Activity |
Take from the records below each line that holds "this".

***

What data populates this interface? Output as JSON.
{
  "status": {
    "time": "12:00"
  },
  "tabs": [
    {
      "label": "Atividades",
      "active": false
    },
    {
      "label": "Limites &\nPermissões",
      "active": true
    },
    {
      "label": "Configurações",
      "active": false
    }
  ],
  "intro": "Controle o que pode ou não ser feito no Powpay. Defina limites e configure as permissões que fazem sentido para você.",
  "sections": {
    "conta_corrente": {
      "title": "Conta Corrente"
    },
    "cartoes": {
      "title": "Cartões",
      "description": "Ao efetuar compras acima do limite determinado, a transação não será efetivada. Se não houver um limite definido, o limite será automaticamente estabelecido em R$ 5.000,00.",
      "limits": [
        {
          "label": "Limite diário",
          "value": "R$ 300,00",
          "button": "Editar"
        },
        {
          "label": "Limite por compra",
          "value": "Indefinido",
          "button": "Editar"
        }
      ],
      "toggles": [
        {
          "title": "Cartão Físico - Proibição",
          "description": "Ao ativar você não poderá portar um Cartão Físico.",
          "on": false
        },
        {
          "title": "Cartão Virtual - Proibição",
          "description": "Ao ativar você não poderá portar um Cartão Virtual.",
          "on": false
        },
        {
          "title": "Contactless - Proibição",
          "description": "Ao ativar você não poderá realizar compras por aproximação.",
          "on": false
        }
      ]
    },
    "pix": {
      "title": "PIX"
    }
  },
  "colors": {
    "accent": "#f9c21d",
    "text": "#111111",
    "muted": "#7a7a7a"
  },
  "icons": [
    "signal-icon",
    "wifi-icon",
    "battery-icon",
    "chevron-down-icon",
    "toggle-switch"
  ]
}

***

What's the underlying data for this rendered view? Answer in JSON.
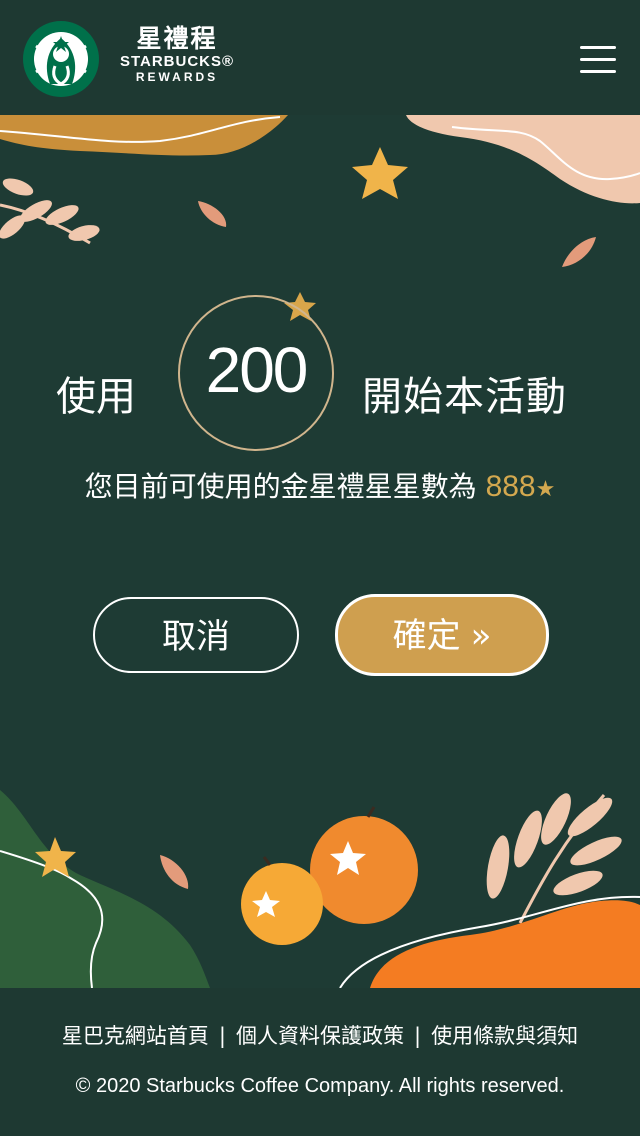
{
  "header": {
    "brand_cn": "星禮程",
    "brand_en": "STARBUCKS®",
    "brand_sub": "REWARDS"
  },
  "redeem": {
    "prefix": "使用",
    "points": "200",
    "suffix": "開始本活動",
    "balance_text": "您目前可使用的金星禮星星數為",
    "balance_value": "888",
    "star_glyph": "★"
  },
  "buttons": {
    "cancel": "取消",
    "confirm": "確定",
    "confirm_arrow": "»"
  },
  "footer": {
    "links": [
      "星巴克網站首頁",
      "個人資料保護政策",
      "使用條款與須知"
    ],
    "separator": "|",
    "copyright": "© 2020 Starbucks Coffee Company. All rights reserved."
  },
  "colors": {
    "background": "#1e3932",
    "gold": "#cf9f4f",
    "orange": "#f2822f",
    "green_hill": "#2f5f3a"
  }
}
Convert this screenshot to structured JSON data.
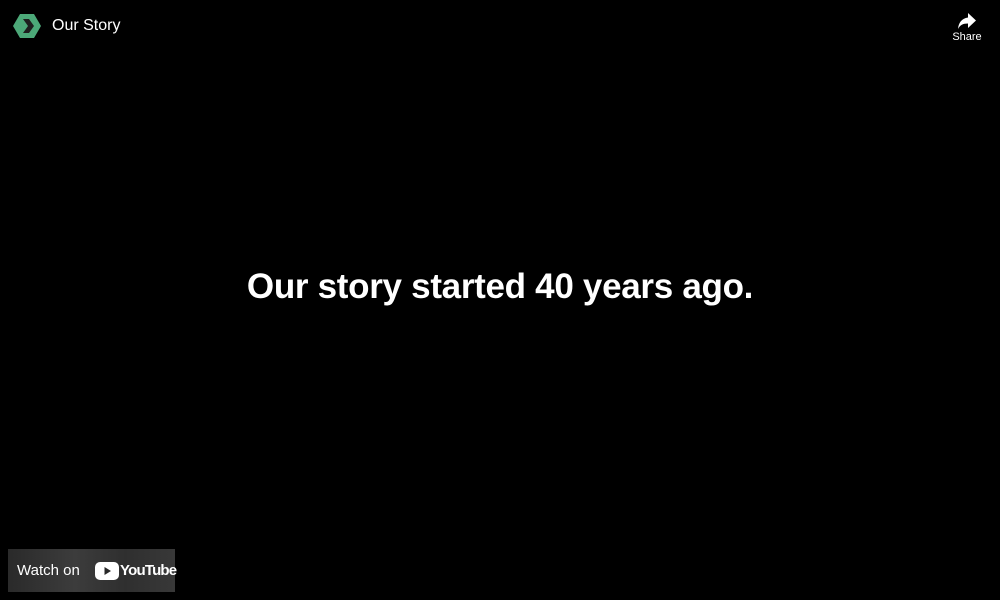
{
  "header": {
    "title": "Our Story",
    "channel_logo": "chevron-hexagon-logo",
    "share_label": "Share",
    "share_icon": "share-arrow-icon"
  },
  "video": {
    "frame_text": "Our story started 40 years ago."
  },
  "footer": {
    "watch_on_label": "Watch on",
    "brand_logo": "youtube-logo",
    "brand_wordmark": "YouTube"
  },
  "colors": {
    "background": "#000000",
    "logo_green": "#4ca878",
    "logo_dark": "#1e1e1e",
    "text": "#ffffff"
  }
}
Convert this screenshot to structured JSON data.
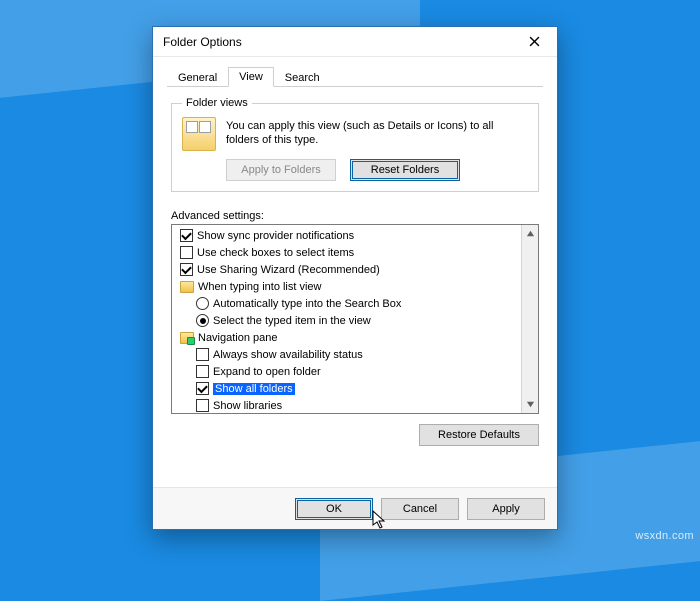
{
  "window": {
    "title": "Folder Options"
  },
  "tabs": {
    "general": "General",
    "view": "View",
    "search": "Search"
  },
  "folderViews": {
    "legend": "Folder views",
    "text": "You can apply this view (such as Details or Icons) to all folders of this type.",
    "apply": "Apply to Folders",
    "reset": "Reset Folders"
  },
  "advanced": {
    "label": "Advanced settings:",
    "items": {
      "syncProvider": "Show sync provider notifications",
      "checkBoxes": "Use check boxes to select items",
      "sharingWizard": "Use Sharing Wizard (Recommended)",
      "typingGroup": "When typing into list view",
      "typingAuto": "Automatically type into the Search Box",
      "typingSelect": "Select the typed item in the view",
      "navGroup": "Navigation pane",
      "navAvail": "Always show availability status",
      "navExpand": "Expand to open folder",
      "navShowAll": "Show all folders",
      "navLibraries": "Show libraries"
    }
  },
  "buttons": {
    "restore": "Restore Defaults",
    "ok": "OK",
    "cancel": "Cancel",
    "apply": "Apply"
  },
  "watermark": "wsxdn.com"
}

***

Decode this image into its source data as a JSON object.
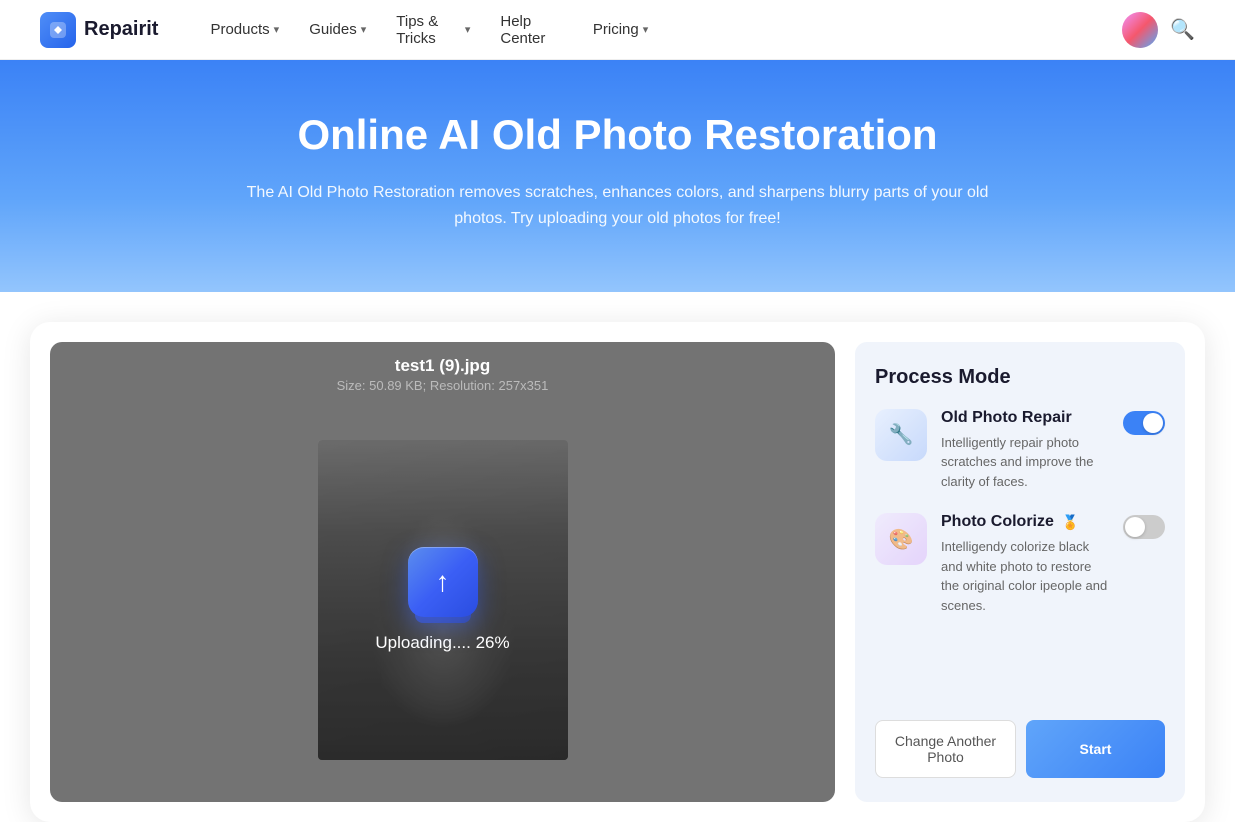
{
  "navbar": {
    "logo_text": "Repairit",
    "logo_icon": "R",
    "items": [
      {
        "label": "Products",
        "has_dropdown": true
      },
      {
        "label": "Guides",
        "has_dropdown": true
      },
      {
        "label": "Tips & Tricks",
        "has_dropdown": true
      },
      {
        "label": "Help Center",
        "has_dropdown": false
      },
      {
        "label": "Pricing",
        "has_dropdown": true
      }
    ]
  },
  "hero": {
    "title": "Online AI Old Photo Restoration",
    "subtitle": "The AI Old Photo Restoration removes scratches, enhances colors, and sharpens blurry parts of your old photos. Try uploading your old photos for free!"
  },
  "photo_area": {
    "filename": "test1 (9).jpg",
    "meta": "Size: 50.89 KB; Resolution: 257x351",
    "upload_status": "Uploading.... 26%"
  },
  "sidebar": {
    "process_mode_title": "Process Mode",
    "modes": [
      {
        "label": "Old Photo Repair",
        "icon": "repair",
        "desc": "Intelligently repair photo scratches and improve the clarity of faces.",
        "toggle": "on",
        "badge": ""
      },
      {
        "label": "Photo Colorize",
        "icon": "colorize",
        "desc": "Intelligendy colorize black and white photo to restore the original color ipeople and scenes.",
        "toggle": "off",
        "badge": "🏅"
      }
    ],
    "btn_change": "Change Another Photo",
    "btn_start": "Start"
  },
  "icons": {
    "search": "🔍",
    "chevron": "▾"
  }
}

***

Response area |
What data populates this interface? Output as JSON.
What's the underlying data for this rendered view? Answer in JSON.
Convert this screenshot to structured JSON data.
Convert this screenshot to structured JSON data.
    "text": "You can apply this view (such as Details or Icons) to all folders of this type.",
Decode this image into its source data as a JSON object.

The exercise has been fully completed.